_Exercise_: Reprint the listing. Every line must match the original exactly.

_Records to use_:
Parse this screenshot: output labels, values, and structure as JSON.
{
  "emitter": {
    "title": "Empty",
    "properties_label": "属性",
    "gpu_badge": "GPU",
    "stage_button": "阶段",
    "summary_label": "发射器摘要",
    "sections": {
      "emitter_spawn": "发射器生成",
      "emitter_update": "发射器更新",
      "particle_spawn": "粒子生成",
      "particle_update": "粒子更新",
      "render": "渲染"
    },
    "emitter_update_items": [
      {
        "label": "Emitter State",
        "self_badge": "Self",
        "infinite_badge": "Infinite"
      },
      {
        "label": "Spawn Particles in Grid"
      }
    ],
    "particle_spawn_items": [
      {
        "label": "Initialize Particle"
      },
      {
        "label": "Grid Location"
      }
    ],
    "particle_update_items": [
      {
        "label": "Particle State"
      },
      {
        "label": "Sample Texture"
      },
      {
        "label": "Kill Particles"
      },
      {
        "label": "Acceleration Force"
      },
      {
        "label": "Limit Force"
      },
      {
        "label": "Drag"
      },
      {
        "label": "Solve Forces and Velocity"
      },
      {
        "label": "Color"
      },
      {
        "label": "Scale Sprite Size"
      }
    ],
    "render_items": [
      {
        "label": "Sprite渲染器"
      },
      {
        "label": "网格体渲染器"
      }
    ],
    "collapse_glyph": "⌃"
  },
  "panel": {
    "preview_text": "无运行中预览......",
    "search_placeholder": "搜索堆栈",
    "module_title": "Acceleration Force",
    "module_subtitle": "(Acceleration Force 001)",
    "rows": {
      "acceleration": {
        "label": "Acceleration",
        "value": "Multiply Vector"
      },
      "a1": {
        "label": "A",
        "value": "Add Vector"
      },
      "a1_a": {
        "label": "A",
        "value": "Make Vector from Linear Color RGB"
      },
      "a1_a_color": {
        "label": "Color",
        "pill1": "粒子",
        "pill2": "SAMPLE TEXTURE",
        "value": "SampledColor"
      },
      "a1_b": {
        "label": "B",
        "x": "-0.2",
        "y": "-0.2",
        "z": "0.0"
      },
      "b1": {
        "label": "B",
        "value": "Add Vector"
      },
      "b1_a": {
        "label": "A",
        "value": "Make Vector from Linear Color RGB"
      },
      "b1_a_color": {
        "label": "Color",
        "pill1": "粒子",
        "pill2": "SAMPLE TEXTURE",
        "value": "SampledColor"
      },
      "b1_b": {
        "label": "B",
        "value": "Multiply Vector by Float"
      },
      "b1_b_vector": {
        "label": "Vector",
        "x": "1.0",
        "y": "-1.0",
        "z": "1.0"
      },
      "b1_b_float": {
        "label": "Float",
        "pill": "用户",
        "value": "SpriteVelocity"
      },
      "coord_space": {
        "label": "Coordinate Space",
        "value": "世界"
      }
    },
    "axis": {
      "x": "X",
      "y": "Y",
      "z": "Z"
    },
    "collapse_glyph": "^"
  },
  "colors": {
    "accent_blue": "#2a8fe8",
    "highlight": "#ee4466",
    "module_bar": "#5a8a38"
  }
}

_Exercise response_:
Parse this screenshot: output labels, values, and structure as JSON.
{
  "emitter": {
    "title": "Empty",
    "properties_label": "属性",
    "gpu_badge": "GPU",
    "stage_button": "阶段",
    "summary_label": "发射器摘要",
    "sections": {
      "emitter_spawn": "发射器生成",
      "emitter_update": "发射器更新",
      "particle_spawn": "粒子生成",
      "particle_update": "粒子更新",
      "render": "渲染"
    },
    "emitter_update_items": [
      {
        "label": "Emitter State",
        "self_badge": "Self",
        "infinite_badge": "Infinite"
      },
      {
        "label": "Spawn Particles in Grid"
      }
    ],
    "particle_spawn_items": [
      {
        "label": "Initialize Particle"
      },
      {
        "label": "Grid Location"
      }
    ],
    "particle_update_items": [
      {
        "label": "Particle State"
      },
      {
        "label": "Sample Texture"
      },
      {
        "label": "Kill Particles"
      },
      {
        "label": "Acceleration Force"
      },
      {
        "label": "Limit Force"
      },
      {
        "label": "Drag"
      },
      {
        "label": "Solve Forces and Velocity"
      },
      {
        "label": "Color"
      },
      {
        "label": "Scale Sprite Size"
      }
    ],
    "render_items": [
      {
        "label": "Sprite渲染器"
      },
      {
        "label": "网格体渲染器"
      }
    ],
    "collapse_glyph": "⌃"
  },
  "panel": {
    "preview_text": "无运行中预览......",
    "search_placeholder": "搜索堆栈",
    "module_title": "Acceleration Force",
    "module_subtitle": "(Acceleration Force 001)",
    "rows": {
      "acceleration": {
        "label": "Acceleration",
        "value": "Multiply Vector"
      },
      "a1": {
        "label": "A",
        "value": "Add Vector"
      },
      "a1_a": {
        "label": "A",
        "value": "Make Vector from Linear Color RGB"
      },
      "a1_a_color": {
        "label": "Color",
        "pill1": "粒子",
        "pill2": "SAMPLE TEXTURE",
        "value": "SampledColor"
      },
      "a1_b": {
        "label": "B",
        "x": "-0.2",
        "y": "-0.2",
        "z": "0.0"
      },
      "b1": {
        "label": "B",
        "value": "Add Vector"
      },
      "b1_a": {
        "label": "A",
        "value": "Make Vector from Linear Color RGB"
      },
      "b1_a_color": {
        "label": "Color",
        "pill1": "粒子",
        "pill2": "SAMPLE TEXTURE",
        "value": "SampledColor"
      },
      "b1_b": {
        "label": "B",
        "value": "Multiply Vector by Float"
      },
      "b1_b_vector": {
        "label": "Vector",
        "x": "1.0",
        "y": "-1.0",
        "z": "1.0"
      },
      "b1_b_float": {
        "label": "Float",
        "pill": "用户",
        "value": "SpriteVelocity"
      },
      "coord_space": {
        "label": "Coordinate Space",
        "value": "世界"
      }
    },
    "axis": {
      "x": "X",
      "y": "Y",
      "z": "Z"
    },
    "collapse_glyph": "^"
  },
  "colors": {
    "accent_blue": "#2a8fe8",
    "highlight": "#ee4466",
    "module_bar": "#5a8a38"
  }
}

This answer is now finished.